With the system fired up I took a quick shot of the system in the semi-dark room and the side panel off.
I then took rearranged the drive cages. I removed the top cage, and moved the bottom cage closer to the power supply. The white LED lighting is a real nice change of pace. Shame there isn’t a window; the white light really shows off the hardware well.
Looking from the outside in the dark the case has a nice glow to it. The screen dust filters cut down how much of the white light is getting out. Without the screens it would be way brighter, and with them it has a nice glow to it.
Keeping the white theme going the power and hard drive activity LEDs are white as well. Catching the hard drive LED at its brightest was difficult, but it is not any brighter than the power LED.

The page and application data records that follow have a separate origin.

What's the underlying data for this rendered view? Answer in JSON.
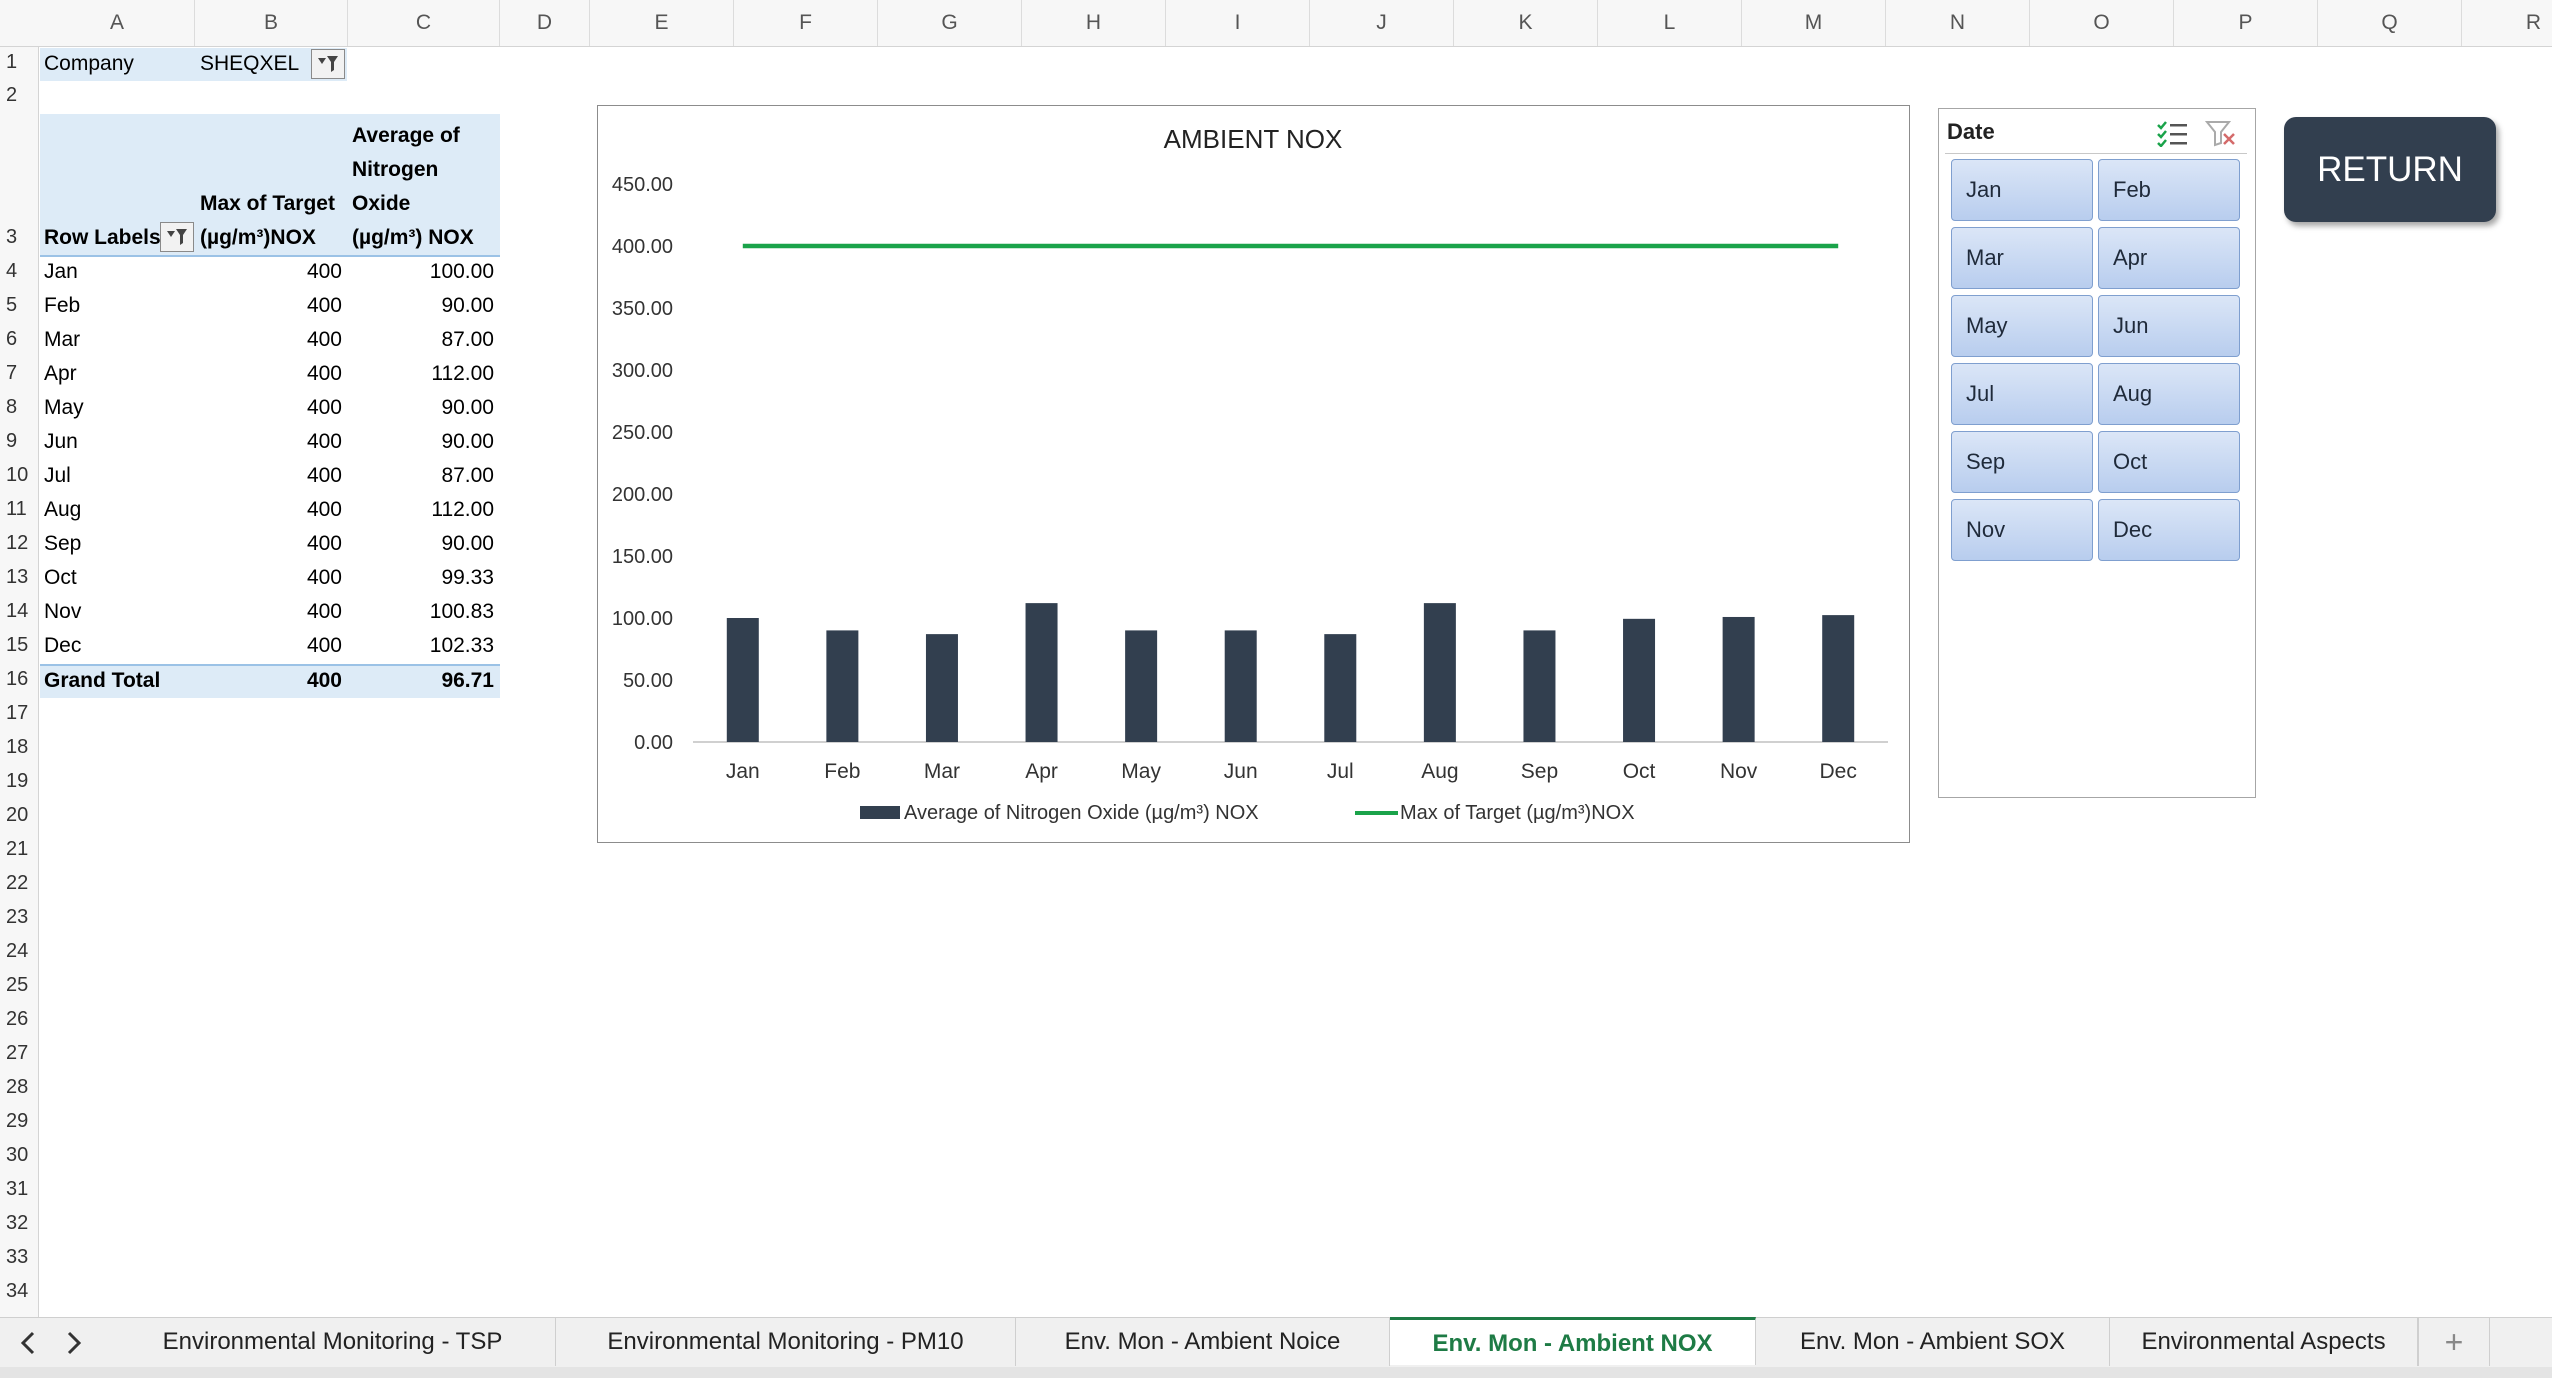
{
  "columns": [
    "A",
    "B",
    "C",
    "D",
    "E",
    "F",
    "G",
    "H",
    "I",
    "J",
    "K",
    "L",
    "M",
    "N",
    "O",
    "P",
    "Q",
    "R"
  ],
  "rows": [
    "1",
    "2",
    "3",
    "4",
    "5",
    "6",
    "7",
    "8",
    "9",
    "10",
    "11",
    "12",
    "13",
    "14",
    "15",
    "16",
    "17",
    "18",
    "19",
    "20",
    "21",
    "22",
    "23",
    "24",
    "25",
    "26",
    "27",
    "28",
    "29",
    "30",
    "31",
    "32",
    "33",
    "34"
  ],
  "filter": {
    "label": "Company",
    "value": "SHEQXEL"
  },
  "pivot": {
    "header_row_labels": "Row Labels",
    "header_target": [
      "Max of Target",
      "(µg/m³)NOX"
    ],
    "header_avg": [
      "Average of",
      "Nitrogen",
      "Oxide",
      "(µg/m³) NOX"
    ],
    "rows": [
      {
        "label": "Jan",
        "target": "400",
        "avg": "100.00"
      },
      {
        "label": "Feb",
        "target": "400",
        "avg": "90.00"
      },
      {
        "label": "Mar",
        "target": "400",
        "avg": "87.00"
      },
      {
        "label": "Apr",
        "target": "400",
        "avg": "112.00"
      },
      {
        "label": "May",
        "target": "400",
        "avg": "90.00"
      },
      {
        "label": "Jun",
        "target": "400",
        "avg": "90.00"
      },
      {
        "label": "Jul",
        "target": "400",
        "avg": "87.00"
      },
      {
        "label": "Aug",
        "target": "400",
        "avg": "112.00"
      },
      {
        "label": "Sep",
        "target": "400",
        "avg": "90.00"
      },
      {
        "label": "Oct",
        "target": "400",
        "avg": "99.33"
      },
      {
        "label": "Nov",
        "target": "400",
        "avg": "100.83"
      },
      {
        "label": "Dec",
        "target": "400",
        "avg": "102.33"
      }
    ],
    "grand_total": {
      "label": "Grand Total",
      "target": "400",
      "avg": "96.71"
    }
  },
  "chart_data": {
    "type": "bar",
    "title": "AMBIENT NOX",
    "categories": [
      "Jan",
      "Feb",
      "Mar",
      "Apr",
      "May",
      "Jun",
      "Jul",
      "Aug",
      "Sep",
      "Oct",
      "Nov",
      "Dec"
    ],
    "series": [
      {
        "name": "Average of Nitrogen Oxide  (µg/m³) NOX",
        "type": "bar",
        "color": "#323f4f",
        "values": [
          100,
          90,
          87,
          112,
          90,
          90,
          87,
          112,
          90,
          99.33,
          100.83,
          102.33
        ]
      },
      {
        "name": "Max of Target (µg/m³)NOX",
        "type": "line",
        "color": "#1aa34a",
        "values": [
          400,
          400,
          400,
          400,
          400,
          400,
          400,
          400,
          400,
          400,
          400,
          400
        ]
      }
    ],
    "ylim": [
      0,
      450
    ],
    "yticks": [
      "0.00",
      "50.00",
      "100.00",
      "150.00",
      "200.00",
      "250.00",
      "300.00",
      "350.00",
      "400.00",
      "450.00"
    ],
    "legend_position": "bottom",
    "grid": false
  },
  "slicer": {
    "title": "Date",
    "items": [
      "Jan",
      "Feb",
      "Mar",
      "Apr",
      "May",
      "Jun",
      "Jul",
      "Aug",
      "Sep",
      "Oct",
      "Nov",
      "Dec"
    ]
  },
  "return_button": "RETURN",
  "sheet_tabs": [
    {
      "label": "Environmental Monitoring - TSP",
      "active": false
    },
    {
      "label": "Environmental Monitoring - PM10",
      "active": false
    },
    {
      "label": "Env. Mon - Ambient Noice",
      "active": false
    },
    {
      "label": "Env. Mon - Ambient NOX",
      "active": true
    },
    {
      "label": "Env. Mon - Ambient SOX",
      "active": false
    },
    {
      "label": "Environmental Aspects",
      "active": false
    }
  ],
  "add_sheet_label": "+"
}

Final Thoughts and Conclusion
Corsair says right on the box for the Graphite 600T, “Brilliant design, inside and out” and I pretty much have to agree. I’m looking at the Graphite 600T like it is the Obsidian 700D and 800D's sexy sister in the little black dress and curves in all the right places. It just looks great, tons of room and super easy to work with. The paint and finish of the Graphite 600T has a great look to it, and it resisted finger prints rather well. Also being able to lift and maneuver the Graphite 600T by the lips on the front and rear bezels is nice. It’s a natural grabbing point and the bezels are strong so no worries of ripping one off the chassis. The configurable drive cages are nice as they allow the end user to arrange the inside as they need or remove unnecessary weight. I think the water cooling crowd may like the classy looks and ample room of the Graphite 600T as well. In removing one of the hard drive cages and moving the lower cage back, that opens up the whole front of the case for a radiator and pump. It might take a little work, but it can be done. The side panels are very simple and easy to take on and off. The paddle latches feel solid and work smoothly. If on some chance one does get broken they look to be easily replaceable. The lack of a window may be a down side to some, but the overall look without one is very nice. With the side panel being clear both inside and out, putting in a window shouldn’t be hard. The fans for the Graphite 600T are very quiet and feel like they are moving a fair amount of air. The white LED was a nice change up from the norm of the red/blue LED fans that most cases are sporting these days. The 4 port fan controller was also a nice touch. I was able to wire all the case fans and the CPU cooler fans to the controller. Having the whole case wired to one knob was convenient; as cooling needs changed I just reached over and turned the knob. Only thing they could have added to it was the ability to turn the LEDs off, because there are sometimes the end user may want to have the system on, but lights off.
Like the Obsidian 700D and 800D the Graphite 600T cable management is extremely easy. The ample space behind the tray was enough to hide all the extra wires from my non-modular power supply. The grommets for the wire routing holes stayed in place and I never had one pull away from the motherboard tray. I cannot say I truly like the way the USB3 cable is routed, but there isn’t much room at the top of the case for a hole to run it through. The issue with the bottom panel was a little concerning, but the rest of the case is real solid. The bottom panel is a little on the thin side and has a fair amount of holes in it for the drive cage locations and the forward PSU support. I also did not notice it until I moved the PSU support back to match my short body PSU. With a long body PSU this may not happen. Unless you find yourself obsessively pushing on the bottom panel just in front of the PSU then you may never notice it. Overall Corsair's new Graphite series 600T could give some full towers a run for their money. Coming in at $160 plus shipping the Graphite 600T could be a very nice option for those that don’t care for the overly aggressive look of cases like the Cooler Master HAF series or the block like styling from Corsair's own Obsidian series.
Legit Bottom Line: Corsair's new Graphite series is a off to a great start with the Graphite 600T; for $160 you get a classy mid-tower with the room and features of a full tower.